◆ TASK BRIEF
Pictures are to be omitted, and every entry below is to be restated exactly.

"""

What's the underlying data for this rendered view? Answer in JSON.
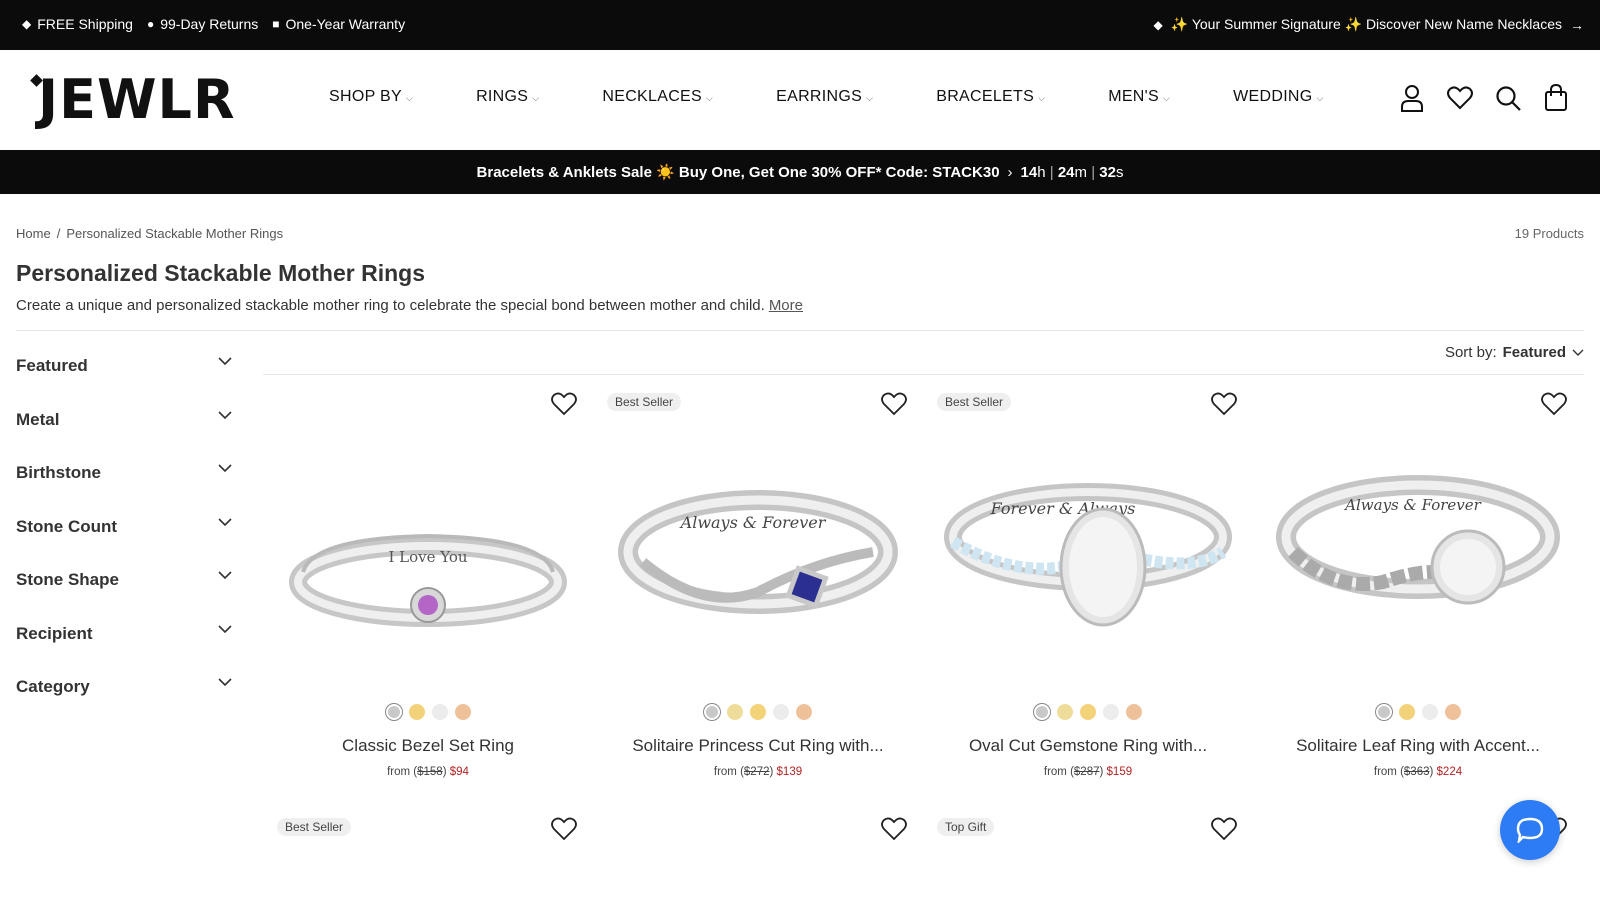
{
  "topbar": {
    "left_items": [
      {
        "icon": "diamond-icon",
        "label": "FREE Shipping"
      },
      {
        "icon": "circle-icon",
        "label": "99-Day Returns"
      },
      {
        "icon": "square-icon",
        "label": "One-Year Warranty"
      }
    ],
    "right_text": "✨ Your Summer Signature ✨ Discover New Name Necklaces"
  },
  "header": {
    "logo": "JEWLR",
    "nav": [
      "SHOP BY",
      "RINGS",
      "NECKLACES",
      "EARRINGS",
      "BRACELETS",
      "MEN'S",
      "WEDDING"
    ],
    "icons": [
      "account-icon",
      "wishlist-heart-icon",
      "search-icon",
      "shopping-bag-icon"
    ]
  },
  "promo": {
    "text": "Bracelets & Anklets Sale ☀️ Buy One, Get One 30% OFF* Code: STACK30",
    "hours": "14",
    "hours_unit": "h",
    "minutes": "24",
    "minutes_unit": "m",
    "seconds": "32",
    "seconds_unit": "s"
  },
  "breadcrumb": {
    "home": "Home",
    "separator": "/",
    "current": "Personalized Stackable Mother Rings"
  },
  "product_count": "19 Products",
  "page": {
    "title": "Personalized Stackable Mother Rings",
    "description": "Create a unique and personalized stackable mother ring to celebrate the special bond between mother and child.",
    "more_link": "More"
  },
  "filters": [
    "Featured",
    "Metal",
    "Birthstone",
    "Stone Count",
    "Stone Shape",
    "Recipient",
    "Category"
  ],
  "sort": {
    "label": "Sort by:",
    "value": "Featured"
  },
  "colors": {
    "silver": "#c9c9c9",
    "yellow": "#f3d27a",
    "white": "#ececec",
    "rose": "#efc19b",
    "sale": "#b22222",
    "chat": "#2e7bf6"
  },
  "products": [
    {
      "name": "Classic Bezel Set Ring",
      "from": "from",
      "original": "$158",
      "sale": "$94",
      "badge": "",
      "swatches": [
        "silver",
        "yellow",
        "white",
        "rose"
      ],
      "engraving": "I Love You",
      "stone": "#b466c6"
    },
    {
      "name": "Solitaire Princess Cut Ring with...",
      "from": "from",
      "original": "$272",
      "sale": "$139",
      "badge": "Best Seller",
      "swatches": [
        "silver",
        "yellow",
        "yellow",
        "white",
        "rose"
      ],
      "engraving": "Always & Forever",
      "stone": "#2b2f8f"
    },
    {
      "name": "Oval Cut Gemstone Ring with...",
      "from": "from",
      "original": "$287",
      "sale": "$159",
      "badge": "Best Seller",
      "swatches": [
        "silver",
        "yellow",
        "yellow",
        "white",
        "rose"
      ],
      "engraving": "Forever & Always",
      "stone": "#f4f4f4"
    },
    {
      "name": "Solitaire Leaf Ring with Accent...",
      "from": "from",
      "original": "$363",
      "sale": "$224",
      "badge": "",
      "swatches": [
        "silver",
        "yellow",
        "white",
        "rose"
      ],
      "engraving": "Always & Forever",
      "stone": "#f4f4f4"
    }
  ],
  "second_row_badges": [
    "Best Seller",
    "",
    "Top Gift",
    ""
  ]
}
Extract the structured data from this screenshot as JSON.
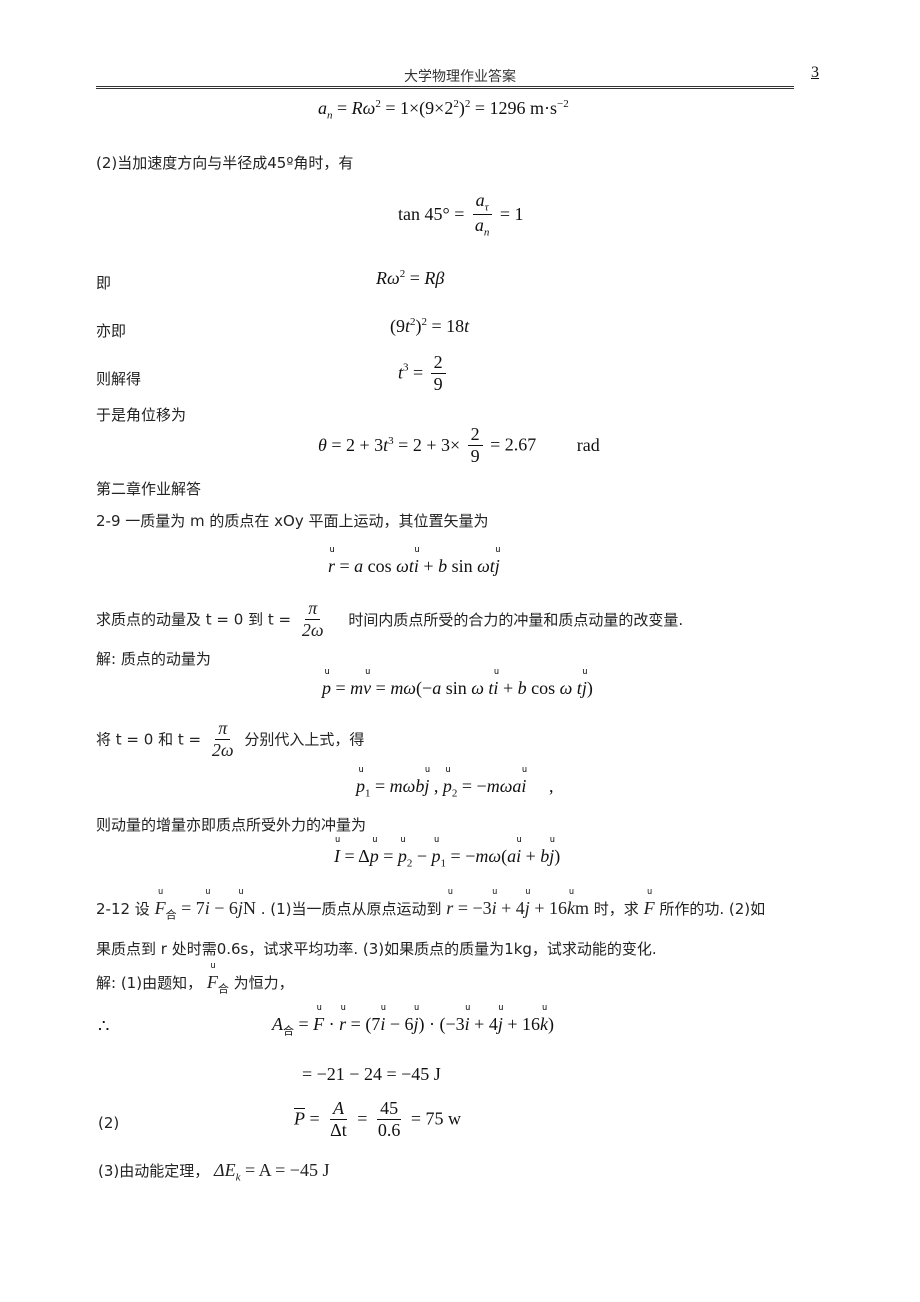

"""

◆ EXERCISE OUTPUT
What's the underlying data for this rendered view? Answer in JSON.
{
  "topbar": {
    "left_items": [
      {
        "icon": "diamond-icon",
        "label": "FREE Shipping"
      },
      {
        "icon": "circle-icon",
        "label": "99-Day Returns"
      },
      {
        "icon": "square-icon",
        "label": "One-Year Warranty"
      }
    ],
    "right_text": "✨ Your Summer Signature ✨ Discover New Name Necklaces"
  },
  "header": {
    "logo": "JEWLR",
    "nav": [
      "SHOP BY",
      "RINGS",
      "NECKLACES",
      "EARRINGS",
      "BRACELETS",
      "MEN'S",
      "WEDDING"
    ],
    "icons": [
      "account-icon",
      "wishlist-heart-icon",
      "search-icon",
      "shopping-bag-icon"
    ]
  },
  "promo": {
    "text": "Bracelets & Anklets Sale ☀️ Buy One, Get One 30% OFF* Code: STACK30",
    "hours": "14",
    "hours_unit": "h",
    "minutes": "24",
    "minutes_unit": "m",
    "seconds": "32",
    "seconds_unit": "s"
  },
  "breadcrumb": {
    "home": "Home",
    "separator": "/",
    "current": "Personalized Stackable Mother Rings"
  },
  "product_count": "19 Products",
  "page": {
    "title": "Personalized Stackable Mother Rings",
    "description": "Create a unique and personalized stackable mother ring to celebrate the special bond between mother and child.",
    "more_link": "More"
  },
  "filters": [
    "Featured",
    "Metal",
    "Birthstone",
    "Stone Count",
    "Stone Shape",
    "Recipient",
    "Category"
  ],
  "sort": {
    "label": "Sort by:",
    "value": "Featured"
  },
  "colors": {
    "silver": "#c9c9c9",
    "yellow": "#f3d27a",
    "white": "#ececec",
    "rose": "#efc19b",
    "sale": "#b22222",
    "chat": "#2e7bf6"
  },
  "products": [
    {
      "name": "Classic Bezel Set Ring",
      "from": "from",
      "original": "$158",
      "sale": "$94",
      "badge": "",
      "swatches": [
        "silver",
        "yellow",
        "white",
        "rose"
      ],
      "engraving": "I Love You",
      "stone": "#b466c6"
    },
    {
      "name": "Solitaire Princess Cut Ring with...",
      "from": "from",
      "original": "$272",
      "sale": "$139",
      "badge": "Best Seller",
      "swatches": [
        "silver",
        "yellow",
        "yellow",
        "white",
        "rose"
      ],
      "engraving": "Always & Forever",
      "stone": "#2b2f8f"
    },
    {
      "name": "Oval Cut Gemstone Ring with...",
      "from": "from",
      "original": "$287",
      "sale": "$159",
      "badge": "Best Seller",
      "swatches": [
        "silver",
        "yellow",
        "yellow",
        "white",
        "rose"
      ],
      "engraving": "Forever & Always",
      "stone": "#f4f4f4"
    },
    {
      "name": "Solitaire Leaf Ring with Accent...",
      "from": "from",
      "original": "$363",
      "sale": "$224",
      "badge": "",
      "swatches": [
        "silver",
        "yellow",
        "white",
        "rose"
      ],
      "engraving": "Always & Forever",
      "stone": "#f4f4f4"
    }
  ],
  "second_row_badges": [
    "Best Seller",
    "",
    "Top Gift",
    ""
  ]
}
Extract the structured data from this screenshot as JSON.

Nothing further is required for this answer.